(Data records for software interfaces)
---*---

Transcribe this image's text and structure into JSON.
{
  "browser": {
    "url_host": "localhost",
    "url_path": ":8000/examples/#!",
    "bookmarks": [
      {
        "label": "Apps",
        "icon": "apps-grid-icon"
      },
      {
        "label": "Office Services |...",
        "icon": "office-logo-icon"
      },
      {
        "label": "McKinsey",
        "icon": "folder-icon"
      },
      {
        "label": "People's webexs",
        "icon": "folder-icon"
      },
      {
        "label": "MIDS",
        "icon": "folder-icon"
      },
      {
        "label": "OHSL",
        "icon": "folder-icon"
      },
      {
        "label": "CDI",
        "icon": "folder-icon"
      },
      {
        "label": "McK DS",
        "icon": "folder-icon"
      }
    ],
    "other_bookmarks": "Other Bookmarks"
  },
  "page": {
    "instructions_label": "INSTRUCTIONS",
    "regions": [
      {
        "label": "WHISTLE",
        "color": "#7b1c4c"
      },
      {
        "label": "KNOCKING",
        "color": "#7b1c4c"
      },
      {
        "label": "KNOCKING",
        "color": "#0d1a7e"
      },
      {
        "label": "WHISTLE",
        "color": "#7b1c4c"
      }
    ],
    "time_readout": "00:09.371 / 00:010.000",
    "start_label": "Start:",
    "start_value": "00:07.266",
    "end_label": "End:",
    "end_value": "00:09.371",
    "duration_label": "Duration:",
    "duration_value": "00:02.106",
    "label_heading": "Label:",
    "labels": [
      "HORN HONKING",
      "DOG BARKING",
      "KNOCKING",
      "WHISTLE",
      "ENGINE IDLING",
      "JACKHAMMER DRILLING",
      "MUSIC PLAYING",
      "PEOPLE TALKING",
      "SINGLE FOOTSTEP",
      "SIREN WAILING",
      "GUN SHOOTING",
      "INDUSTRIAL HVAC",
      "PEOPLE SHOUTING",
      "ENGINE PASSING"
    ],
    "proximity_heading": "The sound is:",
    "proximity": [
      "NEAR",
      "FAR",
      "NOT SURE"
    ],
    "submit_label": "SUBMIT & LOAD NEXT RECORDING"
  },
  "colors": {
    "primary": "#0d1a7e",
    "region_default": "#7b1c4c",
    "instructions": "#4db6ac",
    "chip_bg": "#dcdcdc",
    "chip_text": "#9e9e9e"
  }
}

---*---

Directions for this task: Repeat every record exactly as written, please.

Worked solution:
Transcribe this image's text and structure into JSON.
{
  "browser": {
    "url_host": "localhost",
    "url_path": ":8000/examples/#!",
    "bookmarks": [
      {
        "label": "Apps",
        "icon": "apps-grid-icon"
      },
      {
        "label": "Office Services |...",
        "icon": "office-logo-icon"
      },
      {
        "label": "McKinsey",
        "icon": "folder-icon"
      },
      {
        "label": "People's webexs",
        "icon": "folder-icon"
      },
      {
        "label": "MIDS",
        "icon": "folder-icon"
      },
      {
        "label": "OHSL",
        "icon": "folder-icon"
      },
      {
        "label": "CDI",
        "icon": "folder-icon"
      },
      {
        "label": "McK DS",
        "icon": "folder-icon"
      }
    ],
    "other_bookmarks": "Other Bookmarks"
  },
  "page": {
    "instructions_label": "INSTRUCTIONS",
    "regions": [
      {
        "label": "WHISTLE",
        "color": "#7b1c4c"
      },
      {
        "label": "KNOCKING",
        "color": "#7b1c4c"
      },
      {
        "label": "KNOCKING",
        "color": "#0d1a7e"
      },
      {
        "label": "WHISTLE",
        "color": "#7b1c4c"
      }
    ],
    "time_readout": "00:09.371 / 00:010.000",
    "start_label": "Start:",
    "start_value": "00:07.266",
    "end_label": "End:",
    "end_value": "00:09.371",
    "duration_label": "Duration:",
    "duration_value": "00:02.106",
    "label_heading": "Label:",
    "labels": [
      "HORN HONKING",
      "DOG BARKING",
      "KNOCKING",
      "WHISTLE",
      "ENGINE IDLING",
      "JACKHAMMER DRILLING",
      "MUSIC PLAYING",
      "PEOPLE TALKING",
      "SINGLE FOOTSTEP",
      "SIREN WAILING",
      "GUN SHOOTING",
      "INDUSTRIAL HVAC",
      "PEOPLE SHOUTING",
      "ENGINE PASSING"
    ],
    "proximity_heading": "The sound is:",
    "proximity": [
      "NEAR",
      "FAR",
      "NOT SURE"
    ],
    "submit_label": "SUBMIT & LOAD NEXT RECORDING"
  },
  "colors": {
    "primary": "#0d1a7e",
    "region_default": "#7b1c4c",
    "instructions": "#4db6ac",
    "chip_bg": "#dcdcdc",
    "chip_text": "#9e9e9e"
  }
}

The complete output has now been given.